Jensen began as a small specialist coachbuilding operation run by brothers Richard and Alan Jensen. After the owner's death they bought the business of their employer, W.J. Smith & Son Limited of High Street West Bromwich later, in 1934, renaming it Jensen Motors. In early 1931 Smith's had set up a subsidiary operation under Richard and Alan Jensen, calling it Jensen Motors, specifically to build bodies for the new 6-cylinder Wolseley Hornet chassis. Smith's announced an open 4-seater and a lowered 2-seater in May 1931 both to be known as Jensen Wolseley Hornets. They later expanded to build exclusive customised bodies for standard cars produced by several manufacturers of the day including Morris, Singer, Standard, as well as Wolseley. In 1934 they were commissioned by American film actor Clark Gable to design and build a car for him based on a Ford V-8 chassis. The resultant car won them much acclaim and stimulated huge interest in their work, including a deal with Ford to produce a run of Jensen-Fords with Jensen bodywork with a Ford chassis and engine. In 1934 they also started to design their first true production car under the name White Lady. This evolved into the Jensen S-type which went into production in 1935.

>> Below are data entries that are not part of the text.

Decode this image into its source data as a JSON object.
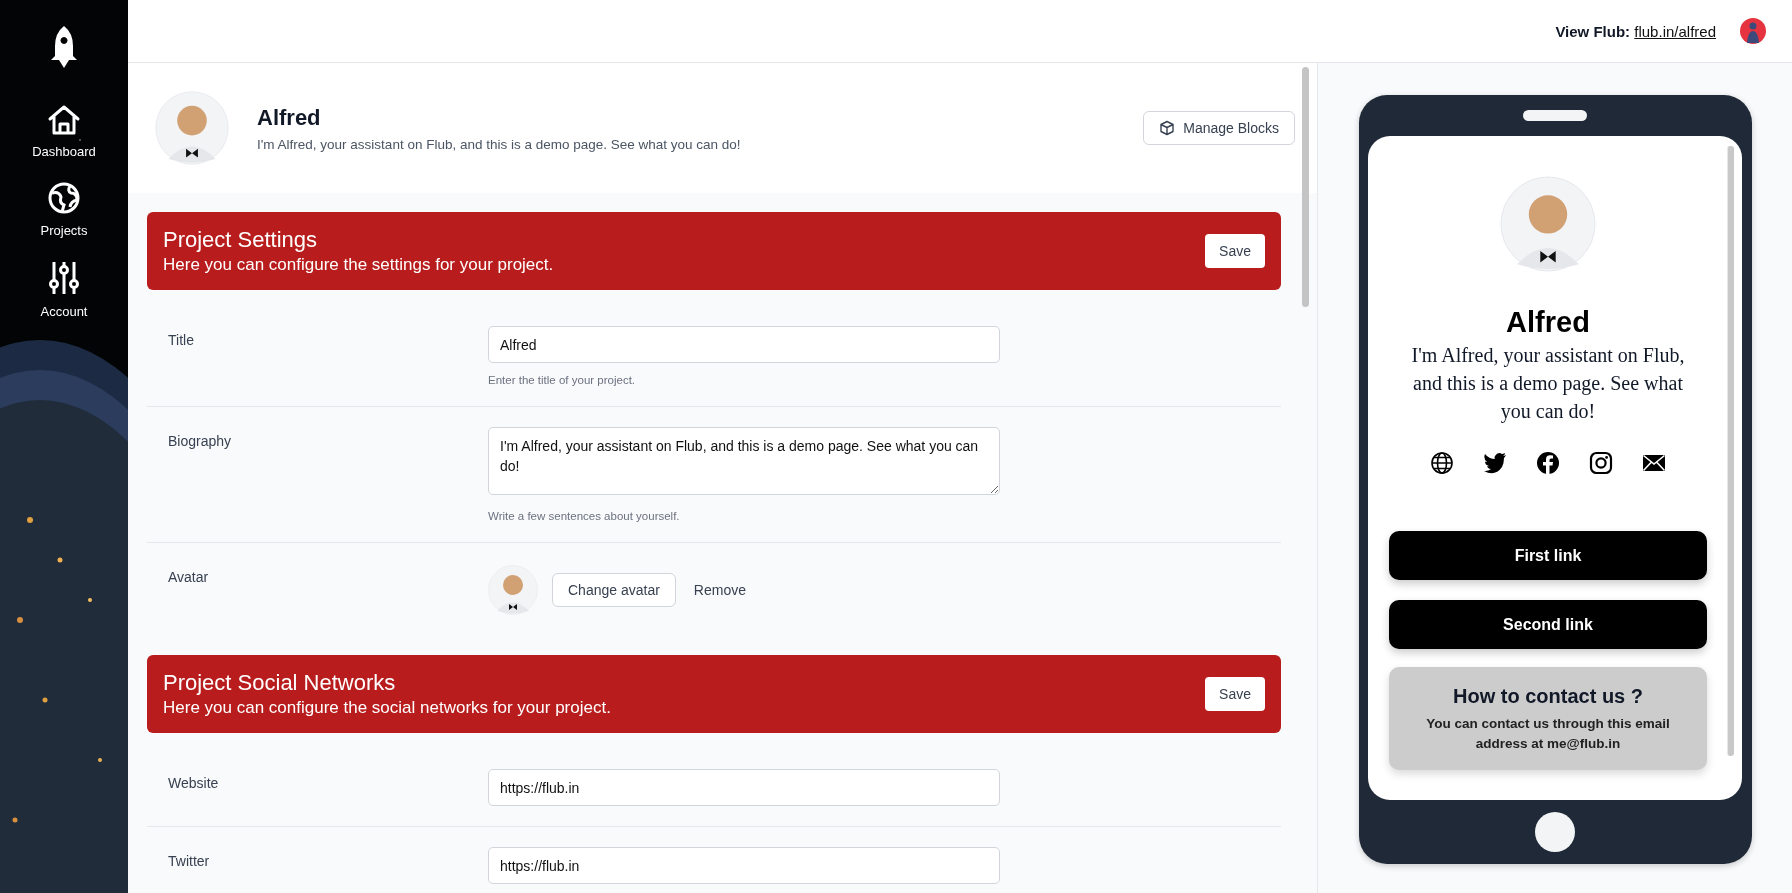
{
  "sidebar": {
    "items": [
      {
        "label": "Dashboard"
      },
      {
        "label": "Projects"
      },
      {
        "label": "Account"
      }
    ]
  },
  "topbar": {
    "view_label": "View Flub:",
    "view_link": "flub.in/alfred"
  },
  "profile": {
    "name": "Alfred",
    "bio": "I'm Alfred, your assistant on Flub, and this is a demo page. See what you can do!",
    "manage_button": "Manage Blocks"
  },
  "sections": [
    {
      "title": "Project Settings",
      "subtitle": "Here you can configure the settings for your project.",
      "save": "Save",
      "fields": [
        {
          "kind": "input",
          "label": "Title",
          "value": "Alfred",
          "help": "Enter the title of your project."
        },
        {
          "kind": "textarea",
          "label": "Biography",
          "value": "I'm Alfred, your assistant on Flub, and this is a demo page. See what you can do!",
          "help": "Write a few sentences about yourself."
        },
        {
          "kind": "avatar",
          "label": "Avatar",
          "change": "Change avatar",
          "remove": "Remove"
        }
      ]
    },
    {
      "title": "Project Social Networks",
      "subtitle": "Here you can configure the social networks for your project.",
      "save": "Save",
      "fields": [
        {
          "kind": "input",
          "label": "Website",
          "value": "https://flub.in"
        },
        {
          "kind": "input",
          "label": "Twitter",
          "value": "https://flub.in"
        }
      ]
    }
  ],
  "preview": {
    "name": "Alfred",
    "bio": "I'm Alfred, your assistant on Flub, and this is a demo page. See what you can do!",
    "links": [
      "First link",
      "Second link"
    ],
    "contact": {
      "title": "How to contact us ?",
      "text": "You can contact us through this email address at me@flub.in"
    }
  }
}
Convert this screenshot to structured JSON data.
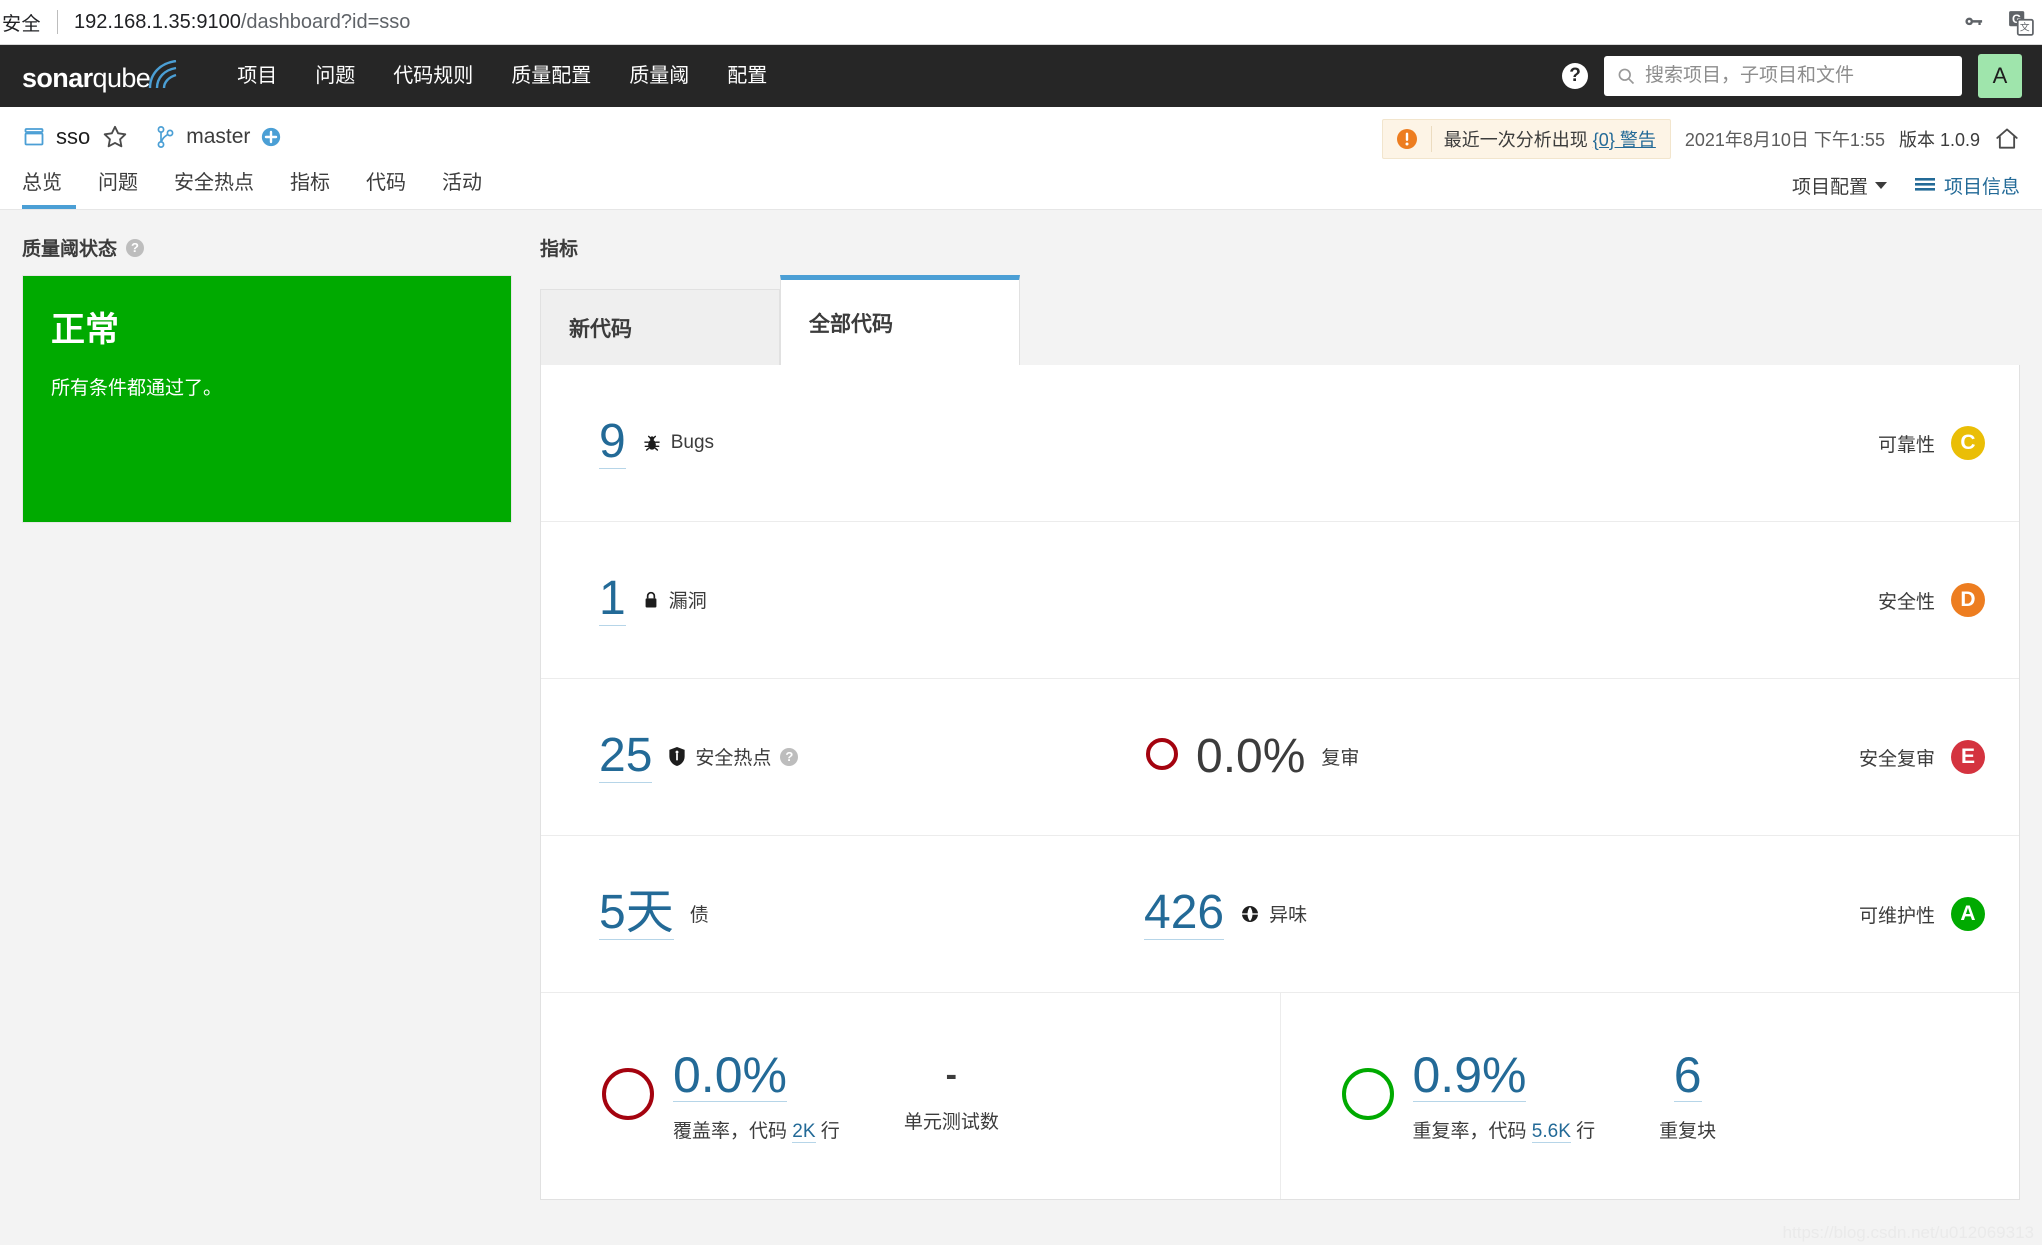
{
  "browser": {
    "secure_label": "安全",
    "url_host": "192.168.1.35:9100",
    "url_path": "/dashboard?id=sso",
    "key_icon": "key-icon",
    "translate_icon": "google-translate-icon"
  },
  "topnav": {
    "logo_bold": "sonar",
    "logo_light": "qube",
    "items": [
      {
        "label": "项目"
      },
      {
        "label": "问题"
      },
      {
        "label": "代码规则"
      },
      {
        "label": "质量配置"
      },
      {
        "label": "质量阈"
      },
      {
        "label": "配置"
      }
    ],
    "help_glyph": "?",
    "search": {
      "placeholder": "搜索项目，子项目和文件",
      "value": ""
    },
    "avatar": {
      "initial": "A",
      "color": "#9fe5ac"
    }
  },
  "project": {
    "name": "sso",
    "branch": "master",
    "warning_prefix": "最近一次分析出现 ",
    "warning_link": "{0} 警告",
    "analysis_date": "2021年8月10日 下午1:55",
    "version": "版本 1.0.9",
    "tabs": [
      {
        "label": "总览",
        "active": true
      },
      {
        "label": "问题",
        "active": false
      },
      {
        "label": "安全热点",
        "active": false
      },
      {
        "label": "指标",
        "active": false
      },
      {
        "label": "代码",
        "active": false
      },
      {
        "label": "活动",
        "active": false
      }
    ],
    "config_label": "项目配置",
    "info_label": "项目信息"
  },
  "quality_gate": {
    "section_title": "质量阈状态",
    "status": "正常",
    "description": "所有条件都通过了。",
    "color": "#00aa00"
  },
  "measures": {
    "section_title": "指标",
    "tabs": [
      {
        "label": "新代码",
        "active": false
      },
      {
        "label": "全部代码",
        "active": true
      }
    ],
    "rows": [
      {
        "primary_value": "9",
        "primary_label": "Bugs",
        "primary_icon": "bug-icon",
        "rating_label": "可靠性",
        "rating": "C",
        "rating_color": "#eabe06"
      },
      {
        "primary_value": "1",
        "primary_label": "漏洞",
        "primary_icon": "lock-icon",
        "rating_label": "安全性",
        "rating": "D",
        "rating_color": "#ed7d20"
      },
      {
        "primary_value": "25",
        "primary_label": "安全热点",
        "primary_icon": "shield-icon",
        "secondary_value": "0.0%",
        "secondary_label": "复审",
        "secondary_donut_color": "#a4030f",
        "rating_label": "安全复审",
        "rating": "E",
        "rating_color": "#d4333f"
      },
      {
        "primary_value": "5天",
        "primary_label": "债",
        "secondary_value": "426",
        "secondary_label": "异味",
        "secondary_icon": "code-smell-icon",
        "rating_label": "可维护性",
        "rating": "A",
        "rating_color": "#00aa00"
      }
    ],
    "coverage": {
      "donut_color": "#a4030f",
      "percent": "0.0%",
      "caption_prefix": "覆盖率，代码 ",
      "caption_link": "2K",
      "caption_suffix": " 行",
      "tests_value": "-",
      "tests_label": "单元测试数"
    },
    "duplication": {
      "donut_color": "#00aa00",
      "percent": "0.9%",
      "caption_prefix": "重复率，代码 ",
      "caption_link": "5.6K",
      "caption_suffix": " 行",
      "blocks_value": "6",
      "blocks_label": "重复块"
    }
  },
  "watermark": "https://blog.csdn.net/u012069313"
}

Production of cars ceased during the war years, but by 1946 a new vehicle was offered, the Jensen PW (a luxury saloon). Few were produced since raw materials were still scarce. Also in 1946 body designer Eric Neale joined the company from Wolseley and his first project was the more modern coupe which followed in 1950, named the Interceptor, which was built until 1957. In 1955, Jensen started production of Neale's masterpiece, the 541, which used the then-revolutionary material of fiberglass for its bodywork. The 541 was replaced by another Neale design, the CV8 in 1962, which replaced the Austin-sourced straight-6 of the previous cars with a 6 litre American Chrysler V8. This large engine in such a lightweight car made the Jensen one of the fastest four-seaters of the time.
For its replacement, the Interceptor (launched in 1966), Jensen turned to the Italian coachbuilder, Carrozzeria Touring, for the body design, and to steel for the material. The bodyshells themselves were built by Vignale of Italy and later by Jensen. The same 383 cu in (6.3 L) Chrysler wedge-head powerplant was used in the earlier cars with the later cars moving to the 440 cu in (7.2 L) in engine. The Interceptor was offered in fastback, convertible and (rare) coupé versions. The fastback was by far the most popular with its large, curving wrap-around rear window that doubled as a rear door.
Related to the Interceptor was another car, the Jensen FF, the letters standing for Ferguson Formula, Ferguson Research being the inventor of the full-time all wheel drive system adopted, the first on a production sports car. Also featured was the Dunlop Maxaret anti-lock braking system in one of the first uses of ABS in a production car. Outwardly, the only differences from the Interceptor were four extra inches of length (all ahead of the windscreen) and a second row of air vents behind the front wheels. The small number of 320 FFs were constructed, and production ceased in 1971.
Length: cm (in): 447 (176)
Width: cm (in): 1600
Height: cm (in): 135
Wheelbase: cm (in): 266
Weight: kg (lb): 1470 (3241)
Displacement: straight six 3990 cc (244 cid), front-mounted
Valve gear: 12
Fuel system: 3 SU carburettors
Gearbox: 4-speed manual
Driven wheels: rear-wheel drive
Maximum power: 152 hp at 4100 rpm
Maximum torque: 308 Nm at 2400 rpm
Maximum speed: 206 km/h ( 128 mph)